Data about app and page elements:
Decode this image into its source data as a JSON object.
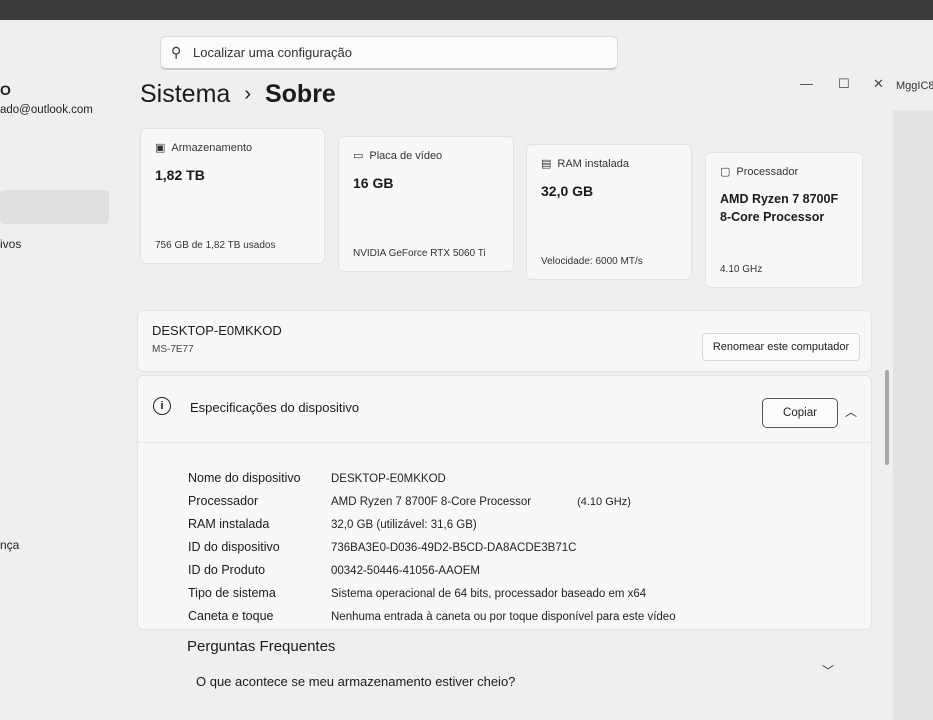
{
  "search": {
    "placeholder": "Localizar uma configuração",
    "icon": "search-icon"
  },
  "window_controls": {
    "minimize": "—",
    "maximize": "☐",
    "close": "✕"
  },
  "user_tag": "MggIC8",
  "sidebar": {
    "account_name": "O",
    "account_email": "ado@outlook.com",
    "items": [
      {
        "label": "ivos"
      },
      {
        "label": "nça"
      }
    ]
  },
  "breadcrumb": {
    "parent": "Sistema",
    "separator": "›",
    "current": "Sobre"
  },
  "cards": [
    {
      "label": "Armazenamento",
      "value": "1,82 TB",
      "sub": "756 GB de 1,82 TB usados",
      "icon": "storage-icon"
    },
    {
      "label": "Placa de vídeo",
      "value": "16 GB",
      "sub": "NVIDIA GeForce RTX 5060 Ti",
      "icon": "gpu-icon"
    },
    {
      "label": "RAM instalada",
      "value": "32,0 GB",
      "sub": "Velocidade: 6000 MT/s",
      "icon": "ram-icon"
    },
    {
      "label": "Processador",
      "value": "AMD Ryzen 7 8700F 8-Core Processor",
      "sub": "4.10 GHz",
      "icon": "cpu-icon"
    }
  ],
  "device": {
    "name": "DESKTOP-E0MKKOD",
    "model": "MS-7E77",
    "rename_label": "Renomear este computador"
  },
  "specs": {
    "title": "Especificações do dispositivo",
    "copy_label": "Copiar",
    "rows": [
      {
        "key": "Nome do dispositivo",
        "value": "DESKTOP-E0MKKOD",
        "extra": ""
      },
      {
        "key": "Processador",
        "value": "AMD Ryzen 7 8700F 8-Core Processor",
        "extra": "(4.10 GHz)"
      },
      {
        "key": "RAM instalada",
        "value": "32,0 GB (utilizável: 31,6 GB)",
        "extra": ""
      },
      {
        "key": "ID do dispositivo",
        "value": "736BA3E0-D036-49D2-B5CD-DA8ACDE3B71C",
        "extra": ""
      },
      {
        "key": "ID do Produto",
        "value": "00342-50446-41056-AAOEM",
        "extra": ""
      },
      {
        "key": "Tipo de sistema",
        "value": "Sistema operacional de 64 bits, processador baseado em x64",
        "extra": ""
      },
      {
        "key": "Caneta e toque",
        "value": "Nenhuma entrada à caneta ou por toque disponível para este vídeo",
        "extra": ""
      }
    ]
  },
  "faq": {
    "title": "Perguntas Frequentes",
    "question": "O que acontece se meu armazenamento estiver cheio?"
  }
}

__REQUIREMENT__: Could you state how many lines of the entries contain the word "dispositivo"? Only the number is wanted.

__EXPECTED ANSWER__: 3